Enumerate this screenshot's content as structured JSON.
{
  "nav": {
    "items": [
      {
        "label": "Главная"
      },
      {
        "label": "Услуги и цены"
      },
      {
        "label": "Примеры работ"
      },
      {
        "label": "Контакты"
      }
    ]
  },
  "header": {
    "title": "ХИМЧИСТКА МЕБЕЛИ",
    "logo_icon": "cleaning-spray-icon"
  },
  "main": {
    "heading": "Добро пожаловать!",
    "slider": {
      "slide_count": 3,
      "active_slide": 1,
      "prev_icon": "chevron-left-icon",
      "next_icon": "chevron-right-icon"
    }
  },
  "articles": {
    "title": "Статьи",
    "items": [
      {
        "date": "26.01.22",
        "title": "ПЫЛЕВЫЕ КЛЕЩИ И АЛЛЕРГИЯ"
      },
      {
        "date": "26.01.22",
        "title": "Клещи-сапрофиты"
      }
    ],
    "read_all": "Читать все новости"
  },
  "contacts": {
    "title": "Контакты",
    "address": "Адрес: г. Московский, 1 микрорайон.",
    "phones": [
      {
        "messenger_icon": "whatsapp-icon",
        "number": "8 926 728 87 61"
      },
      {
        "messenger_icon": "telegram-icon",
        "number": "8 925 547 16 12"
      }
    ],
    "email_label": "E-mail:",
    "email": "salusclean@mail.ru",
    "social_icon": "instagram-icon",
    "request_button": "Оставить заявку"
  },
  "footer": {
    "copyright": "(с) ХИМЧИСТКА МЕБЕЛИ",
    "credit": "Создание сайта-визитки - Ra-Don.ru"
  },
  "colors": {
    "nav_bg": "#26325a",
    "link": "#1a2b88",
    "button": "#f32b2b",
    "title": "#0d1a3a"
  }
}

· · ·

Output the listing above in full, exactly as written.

Enumerate this screenshot's content as structured JSON.
{
  "nav": {
    "items": [
      {
        "label": "Главная"
      },
      {
        "label": "Услуги и цены"
      },
      {
        "label": "Примеры работ"
      },
      {
        "label": "Контакты"
      }
    ]
  },
  "header": {
    "title": "ХИМЧИСТКА МЕБЕЛИ",
    "logo_icon": "cleaning-spray-icon"
  },
  "main": {
    "heading": "Добро пожаловать!",
    "slider": {
      "slide_count": 3,
      "active_slide": 1,
      "prev_icon": "chevron-left-icon",
      "next_icon": "chevron-right-icon"
    }
  },
  "articles": {
    "title": "Статьи",
    "items": [
      {
        "date": "26.01.22",
        "title": "ПЫЛЕВЫЕ КЛЕЩИ И АЛЛЕРГИЯ"
      },
      {
        "date": "26.01.22",
        "title": "Клещи-сапрофиты"
      }
    ],
    "read_all": "Читать все новости"
  },
  "contacts": {
    "title": "Контакты",
    "address": "Адрес: г. Московский, 1 микрорайон.",
    "phones": [
      {
        "messenger_icon": "whatsapp-icon",
        "number": "8 926 728 87 61"
      },
      {
        "messenger_icon": "telegram-icon",
        "number": "8 925 547 16 12"
      }
    ],
    "email_label": "E-mail:",
    "email": "salusclean@mail.ru",
    "social_icon": "instagram-icon",
    "request_button": "Оставить заявку"
  },
  "footer": {
    "copyright": "(с) ХИМЧИСТКА МЕБЕЛИ",
    "credit": "Создание сайта-визитки - Ra-Don.ru"
  },
  "colors": {
    "nav_bg": "#26325a",
    "link": "#1a2b88",
    "button": "#f32b2b",
    "title": "#0d1a3a"
  }
}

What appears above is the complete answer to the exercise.